Burger and fries [inside out]

Posted in Mountains, Travel with tags , , , , on October 7, 2010 by xi'an

Last wekend, I received a gift from Devin Goodman, namely a nice Burger and fries tee-shirt, following a climbing day on this cliff in early August! It however took me two days to discover on the inside the complete map of the routes! Including the tough 5.10c/6b Predator that made Julien so innovative…in his French curses! Really cool gift!

Vancouver skyline [2]

Posted in Mountains, pictures, Travel with tags , , on August 3, 2010 by xi'an

Burgers and fries, Squamish
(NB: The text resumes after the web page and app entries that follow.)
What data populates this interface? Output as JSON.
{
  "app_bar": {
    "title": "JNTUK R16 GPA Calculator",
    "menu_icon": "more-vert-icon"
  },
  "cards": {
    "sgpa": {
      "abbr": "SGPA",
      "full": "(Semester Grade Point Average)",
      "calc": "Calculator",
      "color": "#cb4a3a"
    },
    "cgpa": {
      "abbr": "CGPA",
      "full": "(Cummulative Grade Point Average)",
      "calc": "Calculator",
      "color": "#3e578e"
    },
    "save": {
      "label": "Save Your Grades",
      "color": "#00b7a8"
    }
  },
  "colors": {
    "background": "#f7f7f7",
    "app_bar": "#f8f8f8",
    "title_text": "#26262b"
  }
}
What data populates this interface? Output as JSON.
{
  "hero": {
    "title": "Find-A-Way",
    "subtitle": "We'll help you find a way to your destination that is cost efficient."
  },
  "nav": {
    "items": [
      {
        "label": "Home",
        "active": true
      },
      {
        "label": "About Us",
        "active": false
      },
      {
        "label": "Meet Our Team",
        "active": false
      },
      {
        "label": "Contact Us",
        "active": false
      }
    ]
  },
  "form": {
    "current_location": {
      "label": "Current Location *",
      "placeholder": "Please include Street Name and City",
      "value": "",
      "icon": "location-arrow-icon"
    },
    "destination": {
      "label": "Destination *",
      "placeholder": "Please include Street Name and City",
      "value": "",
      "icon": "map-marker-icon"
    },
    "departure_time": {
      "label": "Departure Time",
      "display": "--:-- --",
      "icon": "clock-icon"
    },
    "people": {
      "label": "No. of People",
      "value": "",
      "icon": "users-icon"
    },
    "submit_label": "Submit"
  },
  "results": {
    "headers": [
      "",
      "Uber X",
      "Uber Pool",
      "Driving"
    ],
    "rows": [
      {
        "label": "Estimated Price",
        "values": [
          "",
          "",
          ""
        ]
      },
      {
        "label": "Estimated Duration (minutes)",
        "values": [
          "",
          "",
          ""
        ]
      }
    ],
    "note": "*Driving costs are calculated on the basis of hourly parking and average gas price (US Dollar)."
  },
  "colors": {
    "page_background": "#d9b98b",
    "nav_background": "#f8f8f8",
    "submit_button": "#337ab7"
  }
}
Posted in Mountains, Travel with tags , , , on August 1, 2010 by xi'an

Today I went climbing with Julien and David in Squamish, more precisely on the Burger and fries cliff in the Smoke Bluffs. The routes were exactly our level, going from 5.7 to 5.10c in the US (Yosemite) grading system, meaning from 4c to 6b in the French grading system. The routes were not that busy so we could experiment and repeat climbs several times before moving to the next route. The granite rock offers a great grip for foot but little edges for fingers (which means my fingers will remember the grit of Burger and fries for a while....It somehow reminded me of the climb of the Sugar Loaf in Rio de Janeiro, as there was hardly any hold for hands and it was mostly footwork. The rock was rather abrasive and we think we lost some gum on our shoes, especially on the 5.10c/6b Predator that took us a while to master (even on a second time!, hence Julien’s frustration on the picture below, trying to run his way up). Although this was one of the hardest routes I ever did, it surprisingly did not feel hard on the arms, maybe because with the tiny fingers holds, there was a clear limit on the strength we could pull from our arms! Footwork, mostly.

The place was not too crowded for a long weekend+sunny day and we managed to switch the rope from one route to the next without having to wait for another team to move away. The fact that the routes could be top-ropped very easily was also a great point, maybe not appreciated by the owners of the houses sitting on the top of the cliff, whose great views were kind of spoiled by the recurrent apparition of sweaty and cursing climbers.

After finishing the day on Burger and Fries itself (an easy 5.7/4c with a nice crack), we packed before a thunderstorm broke and drove back to Vancouver, passing by the tantalising Chief cliff, which is a big wall dominating the Squamish shores and which would have required a guide (but feasible since the grading seems to start at 5.10a/5c…)